(Sunset at South Water Caye, Belize)
These days, however, families are becoming much more adventurous, travelling to previously unimaginable far-flung destinations with children of all ages in tow. They know that, with the right organisational knowledge behind them, such exotic family holidays can and do work out extremely well. Not only do they provide excitement, adventure and novelty, these trips are also truly educational, exposing children (and parents) to different cultures and climates, and exotic natural habitats full of strange and colourful creatures.
(Panther chameleon, Madagascar)
Those parents who worry about the inability of young children to tolerate long haul travel need not fear: children are much more adaptable than you think. Provide enough crayons, toys and games to keep them amused and the flight should go smoothly without (too many) tantrums.
From the age of five or six, children can be taught to snorkel, thereby opening up a whole new world of corals and colourful creatures.

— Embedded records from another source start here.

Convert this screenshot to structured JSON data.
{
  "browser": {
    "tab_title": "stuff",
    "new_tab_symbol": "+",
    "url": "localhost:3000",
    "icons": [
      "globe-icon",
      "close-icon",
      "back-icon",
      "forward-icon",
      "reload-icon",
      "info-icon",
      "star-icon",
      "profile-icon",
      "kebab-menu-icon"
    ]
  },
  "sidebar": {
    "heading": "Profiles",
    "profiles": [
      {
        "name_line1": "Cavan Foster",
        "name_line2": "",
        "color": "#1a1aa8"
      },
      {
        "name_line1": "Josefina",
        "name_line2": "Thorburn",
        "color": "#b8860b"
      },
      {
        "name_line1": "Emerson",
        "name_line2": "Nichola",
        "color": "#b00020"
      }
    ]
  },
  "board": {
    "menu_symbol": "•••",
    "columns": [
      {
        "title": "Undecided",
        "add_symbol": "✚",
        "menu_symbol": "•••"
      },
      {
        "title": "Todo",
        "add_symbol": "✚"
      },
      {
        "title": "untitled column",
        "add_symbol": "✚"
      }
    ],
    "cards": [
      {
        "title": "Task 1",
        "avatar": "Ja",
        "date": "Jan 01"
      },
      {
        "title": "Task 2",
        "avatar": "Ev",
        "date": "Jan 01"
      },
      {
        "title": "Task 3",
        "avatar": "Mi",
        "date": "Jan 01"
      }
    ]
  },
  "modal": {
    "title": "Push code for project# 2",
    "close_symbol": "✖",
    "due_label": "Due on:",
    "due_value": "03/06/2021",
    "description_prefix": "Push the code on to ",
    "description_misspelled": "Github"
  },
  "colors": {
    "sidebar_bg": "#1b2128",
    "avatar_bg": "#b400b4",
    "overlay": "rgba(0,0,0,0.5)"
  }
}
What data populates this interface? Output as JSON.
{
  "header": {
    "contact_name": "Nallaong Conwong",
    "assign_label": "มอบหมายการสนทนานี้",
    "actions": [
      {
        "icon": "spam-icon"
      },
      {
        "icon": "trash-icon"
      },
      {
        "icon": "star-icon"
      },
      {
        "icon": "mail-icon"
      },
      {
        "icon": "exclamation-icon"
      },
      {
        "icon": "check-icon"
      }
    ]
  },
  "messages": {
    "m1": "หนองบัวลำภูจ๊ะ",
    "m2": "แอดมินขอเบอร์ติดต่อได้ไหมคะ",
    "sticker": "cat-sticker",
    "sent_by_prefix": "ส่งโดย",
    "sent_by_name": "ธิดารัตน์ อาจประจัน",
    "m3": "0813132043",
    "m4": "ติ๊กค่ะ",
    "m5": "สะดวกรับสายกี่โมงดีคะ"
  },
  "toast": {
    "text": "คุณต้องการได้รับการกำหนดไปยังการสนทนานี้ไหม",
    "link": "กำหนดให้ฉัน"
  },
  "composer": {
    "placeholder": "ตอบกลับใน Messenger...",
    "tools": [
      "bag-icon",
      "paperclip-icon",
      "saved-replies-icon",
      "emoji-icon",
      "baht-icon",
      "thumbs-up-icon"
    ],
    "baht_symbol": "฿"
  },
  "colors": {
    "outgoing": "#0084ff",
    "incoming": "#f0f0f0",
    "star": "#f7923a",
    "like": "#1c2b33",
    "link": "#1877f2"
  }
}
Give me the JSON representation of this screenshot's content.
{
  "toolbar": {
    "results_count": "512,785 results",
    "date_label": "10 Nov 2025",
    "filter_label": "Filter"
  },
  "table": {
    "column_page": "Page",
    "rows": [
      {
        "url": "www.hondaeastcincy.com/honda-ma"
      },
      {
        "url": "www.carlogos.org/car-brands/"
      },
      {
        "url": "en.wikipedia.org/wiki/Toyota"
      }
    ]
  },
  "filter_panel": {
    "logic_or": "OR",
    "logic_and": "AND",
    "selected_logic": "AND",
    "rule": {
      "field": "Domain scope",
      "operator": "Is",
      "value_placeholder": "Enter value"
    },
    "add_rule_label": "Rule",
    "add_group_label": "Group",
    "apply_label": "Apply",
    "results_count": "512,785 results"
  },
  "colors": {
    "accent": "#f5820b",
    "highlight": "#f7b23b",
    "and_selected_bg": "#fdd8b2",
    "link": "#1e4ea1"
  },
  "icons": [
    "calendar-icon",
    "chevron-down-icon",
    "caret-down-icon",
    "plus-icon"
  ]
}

Guided nature walks on rainforest trails are an endless source of fascination, revealing species both great and small that make the forest their home. Cultural sites such as Sigiriya, the ancient rock fortress in Sri Lanka, can provide much stimulus for young minds as they climb the stairs to the summit.
(Sigiriya Rock Fortress, Sri Lanka)
Where diseases like malaria were once a serious concern, we now have children’s Malarone and highly effective vaccinations against many other pathogens.( In any case, there are wonderful long haul family destinations which are malaria-free such as South Africa and the Seychelles.) Distances have shrunk with faster aircraft and the advent of new direct flights: BA has recently introduced non-stop routes for Costa Rica and the Seychelles, two excellent choices for a family-friendly vacation.
(Central American squirrel monkey, Costa Rica)
The secret of a successful exotic family holiday is in the itinerary design. It should not be too rushed: ideally there should be at least three nights in each location, preferably more when by the sea. There should not be too many locations: three is a good number. Travelling between locations should take as little time as possible. Swimming pools in the majority of hotels are de rigeur for those with young children: they provide hours of pleasure and relief from the heat. There should be a good mix of culture, nature and marine so that there’s something for every family member to enjoy. Use wherever possible suites that can fit a family of four or more, or at least rooms must be adjacent or inter-connecting. Most importantly, the locations need to be chosen wisely – each should be attractive in its own right, but when combined into a tour, the overall experience of the tour should be greater than the sum of its parts.
(Watching a cheetah in South Africa)